_Work order_: Copy out the entries below precisely; nothing is to be omitted.

_Entries shown_:
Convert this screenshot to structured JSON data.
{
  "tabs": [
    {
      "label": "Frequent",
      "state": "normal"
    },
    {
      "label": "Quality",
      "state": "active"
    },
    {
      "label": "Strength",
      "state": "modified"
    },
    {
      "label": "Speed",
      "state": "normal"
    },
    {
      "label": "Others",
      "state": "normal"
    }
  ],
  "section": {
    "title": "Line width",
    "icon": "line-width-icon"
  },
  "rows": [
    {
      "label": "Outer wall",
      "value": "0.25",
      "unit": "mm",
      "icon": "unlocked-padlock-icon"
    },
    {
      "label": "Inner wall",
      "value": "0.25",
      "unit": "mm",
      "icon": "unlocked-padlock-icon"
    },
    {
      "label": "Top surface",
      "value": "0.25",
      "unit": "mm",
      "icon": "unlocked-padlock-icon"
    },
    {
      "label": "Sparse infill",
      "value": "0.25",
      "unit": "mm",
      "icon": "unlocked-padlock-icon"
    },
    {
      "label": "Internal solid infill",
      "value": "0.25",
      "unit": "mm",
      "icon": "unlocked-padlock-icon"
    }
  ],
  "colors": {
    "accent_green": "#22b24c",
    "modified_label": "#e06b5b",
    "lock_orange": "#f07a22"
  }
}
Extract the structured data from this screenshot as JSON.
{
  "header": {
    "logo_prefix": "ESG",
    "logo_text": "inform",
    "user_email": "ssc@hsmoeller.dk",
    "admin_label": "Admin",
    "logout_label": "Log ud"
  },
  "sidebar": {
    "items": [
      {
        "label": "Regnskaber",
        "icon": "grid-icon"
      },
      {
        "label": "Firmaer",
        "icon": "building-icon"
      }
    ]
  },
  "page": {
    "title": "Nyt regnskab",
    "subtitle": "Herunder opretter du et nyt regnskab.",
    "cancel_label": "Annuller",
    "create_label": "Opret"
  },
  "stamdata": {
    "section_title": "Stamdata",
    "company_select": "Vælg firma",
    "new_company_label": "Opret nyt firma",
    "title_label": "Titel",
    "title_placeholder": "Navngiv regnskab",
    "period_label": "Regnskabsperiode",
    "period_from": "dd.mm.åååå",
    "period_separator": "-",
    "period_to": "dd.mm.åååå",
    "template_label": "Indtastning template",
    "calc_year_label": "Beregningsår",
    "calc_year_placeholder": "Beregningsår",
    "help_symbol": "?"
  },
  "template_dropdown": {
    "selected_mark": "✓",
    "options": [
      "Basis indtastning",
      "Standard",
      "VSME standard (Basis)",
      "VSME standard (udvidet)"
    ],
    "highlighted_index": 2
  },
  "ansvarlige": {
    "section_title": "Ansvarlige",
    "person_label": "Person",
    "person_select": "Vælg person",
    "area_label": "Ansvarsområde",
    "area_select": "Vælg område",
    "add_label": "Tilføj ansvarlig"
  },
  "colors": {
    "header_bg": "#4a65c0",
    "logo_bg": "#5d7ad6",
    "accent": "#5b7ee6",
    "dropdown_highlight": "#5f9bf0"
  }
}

_Answer for this exercise_:
Convert this screenshot to structured JSON data.
{
  "tabs": [
    {
      "label": "Frequent",
      "state": "normal"
    },
    {
      "label": "Quality",
      "state": "active"
    },
    {
      "label": "Strength",
      "state": "modified"
    },
    {
      "label": "Speed",
      "state": "normal"
    },
    {
      "label": "Others",
      "state": "normal"
    }
  ],
  "section": {
    "title": "Line width",
    "icon": "line-width-icon"
  },
  "rows": [
    {
      "label": "Outer wall",
      "value": "0.25",
      "unit": "mm",
      "icon": "unlocked-padlock-icon"
    },
    {
      "label": "Inner wall",
      "value": "0.25",
      "unit": "mm",
      "icon": "unlocked-padlock-icon"
    },
    {
      "label": "Top surface",
      "value": "0.25",
      "unit": "mm",
      "icon": "unlocked-padlock-icon"
    },
    {
      "label": "Sparse infill",
      "value": "0.25",
      "unit": "mm",
      "icon": "unlocked-padlock-icon"
    },
    {
      "label": "Internal solid infill",
      "value": "0.25",
      "unit": "mm",
      "icon": "unlocked-padlock-icon"
    }
  ],
  "colors": {
    "accent_green": "#22b24c",
    "modified_label": "#e06b5b",
    "lock_orange": "#f07a22"
  }
}
Extract the structured data from this screenshot as JSON.
{
  "header": {
    "logo_prefix": "ESG",
    "logo_text": "inform",
    "user_email": "ssc@hsmoeller.dk",
    "admin_label": "Admin",
    "logout_label": "Log ud"
  },
  "sidebar": {
    "items": [
      {
        "label": "Regnskaber",
        "icon": "grid-icon"
      },
      {
        "label": "Firmaer",
        "icon": "building-icon"
      }
    ]
  },
  "page": {
    "title": "Nyt regnskab",
    "subtitle": "Herunder opretter du et nyt regnskab.",
    "cancel_label": "Annuller",
    "create_label": "Opret"
  },
  "stamdata": {
    "section_title": "Stamdata",
    "company_select": "Vælg firma",
    "new_company_label": "Opret nyt firma",
    "title_label": "Titel",
    "title_placeholder": "Navngiv regnskab",
    "period_label": "Regnskabsperiode",
    "period_from": "dd.mm.åååå",
    "period_separator": "-",
    "period_to": "dd.mm.åååå",
    "template_label": "Indtastning template",
    "calc_year_label": "Beregningsår",
    "calc_year_placeholder": "Beregningsår",
    "help_symbol": "?"
  },
  "template_dropdown": {
    "selected_mark": "✓",
    "options": [
      "Basis indtastning",
      "Standard",
      "VSME standard (Basis)",
      "VSME standard (udvidet)"
    ],
    "highlighted_index": 2
  },
  "ansvarlige": {
    "section_title": "Ansvarlige",
    "person_label": "Person",
    "person_select": "Vælg person",
    "area_label": "Ansvarsområde",
    "area_select": "Vælg område",
    "add_label": "Tilføj ansvarlig"
  },
  "colors": {
    "header_bg": "#4a65c0",
    "logo_bg": "#5d7ad6",
    "accent": "#5b7ee6",
    "dropdown_highlight": "#5f9bf0"
  }
}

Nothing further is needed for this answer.